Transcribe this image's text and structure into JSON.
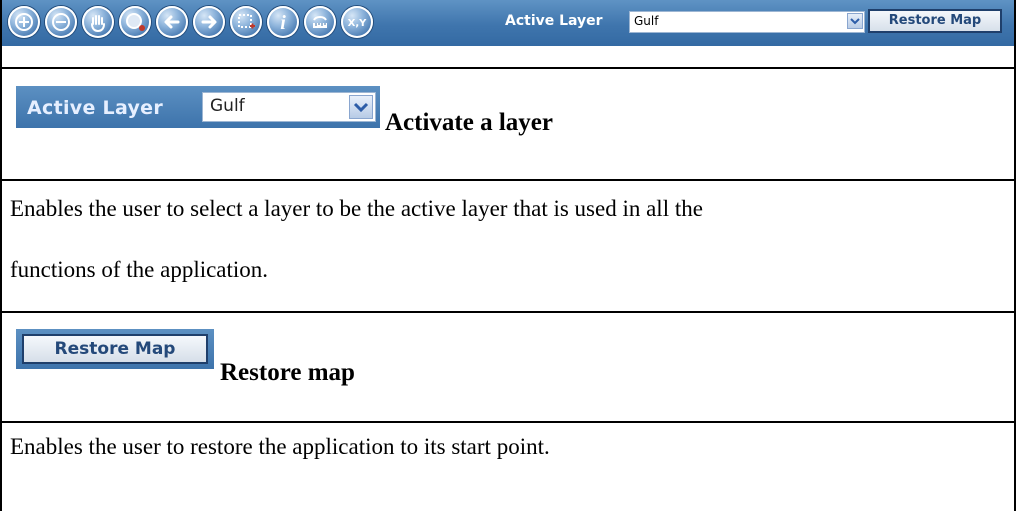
{
  "toolbar": {
    "tools": [
      {
        "icon": "zoom-in-icon",
        "label": ""
      },
      {
        "icon": "zoom-out-icon",
        "label": ""
      },
      {
        "icon": "pan-hand-icon",
        "label": ""
      },
      {
        "icon": "full-extent-icon",
        "label": ""
      },
      {
        "icon": "back-arrow-icon",
        "label": ""
      },
      {
        "icon": "forward-arrow-icon",
        "label": ""
      },
      {
        "icon": "select-box-icon",
        "label": ""
      },
      {
        "icon": "info-icon",
        "label": "i"
      },
      {
        "icon": "measure-icon",
        "label": ""
      },
      {
        "icon": "xy-coordinates-icon",
        "label": "X,Y"
      }
    ],
    "active_layer_label": "Active Layer",
    "active_layer_value": "Gulf",
    "restore_label": "Restore Map",
    "accent": "#3f75ad"
  },
  "section_active_layer": {
    "widget_label": "Active Layer",
    "widget_value": "Gulf",
    "heading": "Activate a layer",
    "description_line1": "Enables the user to select a layer to be the active layer that is used in all the",
    "description_line2": "functions of the application."
  },
  "section_restore": {
    "button_label": "Restore Map",
    "heading": "Restore map",
    "description": "Enables the user to restore the application to its start point."
  }
}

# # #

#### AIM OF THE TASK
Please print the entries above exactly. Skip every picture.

#### RESPONSE AREA
Transcribe this image's text and structure into JSON.
{
  "toolbar": {
    "tools": [
      {
        "icon": "zoom-in-icon",
        "label": ""
      },
      {
        "icon": "zoom-out-icon",
        "label": ""
      },
      {
        "icon": "pan-hand-icon",
        "label": ""
      },
      {
        "icon": "full-extent-icon",
        "label": ""
      },
      {
        "icon": "back-arrow-icon",
        "label": ""
      },
      {
        "icon": "forward-arrow-icon",
        "label": ""
      },
      {
        "icon": "select-box-icon",
        "label": ""
      },
      {
        "icon": "info-icon",
        "label": "i"
      },
      {
        "icon": "measure-icon",
        "label": ""
      },
      {
        "icon": "xy-coordinates-icon",
        "label": "X,Y"
      }
    ],
    "active_layer_label": "Active Layer",
    "active_layer_value": "Gulf",
    "restore_label": "Restore Map",
    "accent": "#3f75ad"
  },
  "section_active_layer": {
    "widget_label": "Active Layer",
    "widget_value": "Gulf",
    "heading": "Activate a layer",
    "description_line1": "Enables the user to select a layer to be the active layer that is used in all the",
    "description_line2": "functions of the application."
  },
  "section_restore": {
    "button_label": "Restore Map",
    "heading": "Restore map",
    "description": "Enables the user to restore the application to its start point."
  }
}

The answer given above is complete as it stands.